    A dual G4 is quite similiar to the amusement park. Now, there are certain things that can't be run simultaneously (say you want to add five to a number, and then multiply the result by 6... you can't do the multiply and add at the same time because the computer won't know what to multiply by 6 until the add is done!) due to data dependencies (the add and multiply example) and other things like that. The "people" in the "roller coaster" (processor) are the equivalent of "threads". Not quite exactly, but pretty close.

    Now, to get the full picture, add a guy at the front of the queue lines that will send you to one line or the other to keep the lines as close to the same length as possible. This will keep the roller coasters running will closer to equal sized loads, so that nobody has to wait as long for the coaster to be ready again.

    That's what MacOS X does. And, from what I understand, it does a very good job at it. This allows a dual processor to get much higher performance (in some areas equal to almost 150% - sorry about the "200%", that was a typo!) then a single processor system (in certain areas... that comment was not meant to mean in all areas... sorry about that!). You won't get a 2GHz system from having two 1GHz processors, you'll get something better: higher FLOPS (which is what is the REAL indication of power... my Athlon 1.2 running, in Linux, a no-hands-held number crunching routine I wrote came up with... 400 MEGAflops! Now the 11.8 Gigaflops advertised by Apple is not with MacOS X running, but I imagine it is still much better then my Athlon's rating), but that inof itself is another thread.

    (Windows NT (and XP, which is just NT 5.1 with an ugly face and name change on the outside) fills up one processor to full capacity and then goes on to the next processor. Which really hurts dual processor systems that choose to foolishly use Windows instead of *nix.)

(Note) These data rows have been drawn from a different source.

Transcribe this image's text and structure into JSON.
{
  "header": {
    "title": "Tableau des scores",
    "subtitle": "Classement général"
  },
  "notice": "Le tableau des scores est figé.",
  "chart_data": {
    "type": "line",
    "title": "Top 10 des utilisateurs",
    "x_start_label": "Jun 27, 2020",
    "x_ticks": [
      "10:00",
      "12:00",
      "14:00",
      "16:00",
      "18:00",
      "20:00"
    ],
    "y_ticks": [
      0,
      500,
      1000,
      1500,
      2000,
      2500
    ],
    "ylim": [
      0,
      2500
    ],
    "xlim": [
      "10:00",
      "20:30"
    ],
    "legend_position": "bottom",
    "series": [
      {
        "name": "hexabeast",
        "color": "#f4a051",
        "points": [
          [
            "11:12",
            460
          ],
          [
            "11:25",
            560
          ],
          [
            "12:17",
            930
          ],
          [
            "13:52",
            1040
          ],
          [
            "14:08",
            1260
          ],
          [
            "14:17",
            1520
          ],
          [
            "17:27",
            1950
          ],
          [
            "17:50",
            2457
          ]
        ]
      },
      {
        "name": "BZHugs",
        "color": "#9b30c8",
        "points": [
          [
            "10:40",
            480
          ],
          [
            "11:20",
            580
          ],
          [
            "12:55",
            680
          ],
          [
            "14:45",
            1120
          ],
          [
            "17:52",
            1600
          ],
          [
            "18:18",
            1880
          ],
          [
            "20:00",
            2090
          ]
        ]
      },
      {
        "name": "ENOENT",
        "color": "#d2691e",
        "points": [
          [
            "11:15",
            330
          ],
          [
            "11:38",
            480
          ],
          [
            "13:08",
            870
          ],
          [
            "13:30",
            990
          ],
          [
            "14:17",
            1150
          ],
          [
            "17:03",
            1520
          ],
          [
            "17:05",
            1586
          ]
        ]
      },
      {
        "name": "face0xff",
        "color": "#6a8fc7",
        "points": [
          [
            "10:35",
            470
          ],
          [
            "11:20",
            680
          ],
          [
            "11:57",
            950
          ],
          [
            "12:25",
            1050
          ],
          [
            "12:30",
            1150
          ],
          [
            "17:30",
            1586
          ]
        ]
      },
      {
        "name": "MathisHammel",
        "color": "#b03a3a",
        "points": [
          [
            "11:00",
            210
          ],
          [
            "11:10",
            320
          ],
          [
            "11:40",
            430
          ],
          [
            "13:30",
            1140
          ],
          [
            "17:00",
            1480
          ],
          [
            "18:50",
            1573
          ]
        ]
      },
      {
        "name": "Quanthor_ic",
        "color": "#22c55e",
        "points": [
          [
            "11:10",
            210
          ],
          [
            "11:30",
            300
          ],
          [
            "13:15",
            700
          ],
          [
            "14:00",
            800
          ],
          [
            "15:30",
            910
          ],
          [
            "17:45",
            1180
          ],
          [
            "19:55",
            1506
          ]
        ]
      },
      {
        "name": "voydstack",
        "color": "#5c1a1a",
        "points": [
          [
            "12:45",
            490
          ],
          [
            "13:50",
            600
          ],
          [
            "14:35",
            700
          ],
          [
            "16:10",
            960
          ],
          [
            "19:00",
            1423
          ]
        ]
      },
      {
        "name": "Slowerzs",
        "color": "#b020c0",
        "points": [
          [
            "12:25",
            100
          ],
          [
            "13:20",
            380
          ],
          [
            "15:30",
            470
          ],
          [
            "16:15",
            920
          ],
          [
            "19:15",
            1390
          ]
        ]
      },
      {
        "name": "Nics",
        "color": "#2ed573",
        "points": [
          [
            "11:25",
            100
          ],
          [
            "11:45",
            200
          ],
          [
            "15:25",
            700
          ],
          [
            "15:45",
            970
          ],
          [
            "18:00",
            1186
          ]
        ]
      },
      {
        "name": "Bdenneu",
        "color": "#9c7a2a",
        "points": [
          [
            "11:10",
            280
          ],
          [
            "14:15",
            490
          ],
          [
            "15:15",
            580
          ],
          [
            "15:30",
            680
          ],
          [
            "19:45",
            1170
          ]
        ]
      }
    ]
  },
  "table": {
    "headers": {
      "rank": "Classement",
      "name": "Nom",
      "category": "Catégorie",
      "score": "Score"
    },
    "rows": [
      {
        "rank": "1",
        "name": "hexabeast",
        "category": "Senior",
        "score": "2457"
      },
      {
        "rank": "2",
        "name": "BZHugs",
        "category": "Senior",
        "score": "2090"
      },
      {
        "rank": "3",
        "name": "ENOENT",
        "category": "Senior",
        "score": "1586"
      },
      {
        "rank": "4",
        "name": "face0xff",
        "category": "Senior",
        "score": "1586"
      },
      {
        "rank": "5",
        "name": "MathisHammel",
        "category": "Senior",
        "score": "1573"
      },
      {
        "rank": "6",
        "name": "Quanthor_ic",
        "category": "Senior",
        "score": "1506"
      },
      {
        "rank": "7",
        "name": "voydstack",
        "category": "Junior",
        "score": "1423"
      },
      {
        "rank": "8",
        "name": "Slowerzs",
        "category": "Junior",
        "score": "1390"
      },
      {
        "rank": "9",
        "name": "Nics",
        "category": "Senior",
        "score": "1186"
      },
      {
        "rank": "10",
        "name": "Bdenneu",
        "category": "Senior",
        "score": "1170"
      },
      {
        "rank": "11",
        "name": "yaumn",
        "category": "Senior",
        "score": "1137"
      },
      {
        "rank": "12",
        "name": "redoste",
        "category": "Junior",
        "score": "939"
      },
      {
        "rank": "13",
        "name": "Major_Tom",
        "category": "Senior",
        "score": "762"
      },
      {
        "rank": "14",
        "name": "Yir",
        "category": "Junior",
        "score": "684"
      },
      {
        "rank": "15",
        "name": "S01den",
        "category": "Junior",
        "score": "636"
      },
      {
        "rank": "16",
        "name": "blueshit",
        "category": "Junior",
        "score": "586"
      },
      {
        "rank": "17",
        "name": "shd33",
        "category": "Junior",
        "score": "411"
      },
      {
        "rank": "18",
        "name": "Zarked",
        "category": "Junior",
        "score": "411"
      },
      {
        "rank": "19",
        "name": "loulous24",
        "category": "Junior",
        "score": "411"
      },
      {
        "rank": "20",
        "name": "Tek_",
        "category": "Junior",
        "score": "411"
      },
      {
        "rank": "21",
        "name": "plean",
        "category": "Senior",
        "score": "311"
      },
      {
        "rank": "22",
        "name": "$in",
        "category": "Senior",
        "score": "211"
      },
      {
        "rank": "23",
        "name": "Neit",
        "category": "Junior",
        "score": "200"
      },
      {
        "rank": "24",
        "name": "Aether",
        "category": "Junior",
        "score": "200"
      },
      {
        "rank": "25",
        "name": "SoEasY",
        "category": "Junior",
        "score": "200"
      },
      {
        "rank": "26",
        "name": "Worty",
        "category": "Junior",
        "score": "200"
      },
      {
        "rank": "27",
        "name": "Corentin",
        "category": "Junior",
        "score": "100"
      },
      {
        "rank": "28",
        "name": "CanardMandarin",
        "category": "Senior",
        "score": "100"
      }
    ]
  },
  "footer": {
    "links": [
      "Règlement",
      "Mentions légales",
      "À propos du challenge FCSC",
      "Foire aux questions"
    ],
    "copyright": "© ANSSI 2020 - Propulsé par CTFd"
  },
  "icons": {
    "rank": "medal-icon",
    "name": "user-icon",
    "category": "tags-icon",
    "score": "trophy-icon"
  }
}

    Anyway, I hope my rant was helpful on the performance issue.
     
  14. krossfyter macrumors 601

    krossfyter

    Joined:
    Jan 13, 2002
    Location:
    secret city
  15. pc_convert? macrumors regular

    Joined:
    Jan 18, 2002
    Location:
    UK
    #15
    Dual CPU's is not equivalent to twice the speed of a single CPU. There are various overheads comunicating between the processors which performance gain. Anything upto 1.5 times the performance is a good estimate, but it depends on the software.
     

Share This Page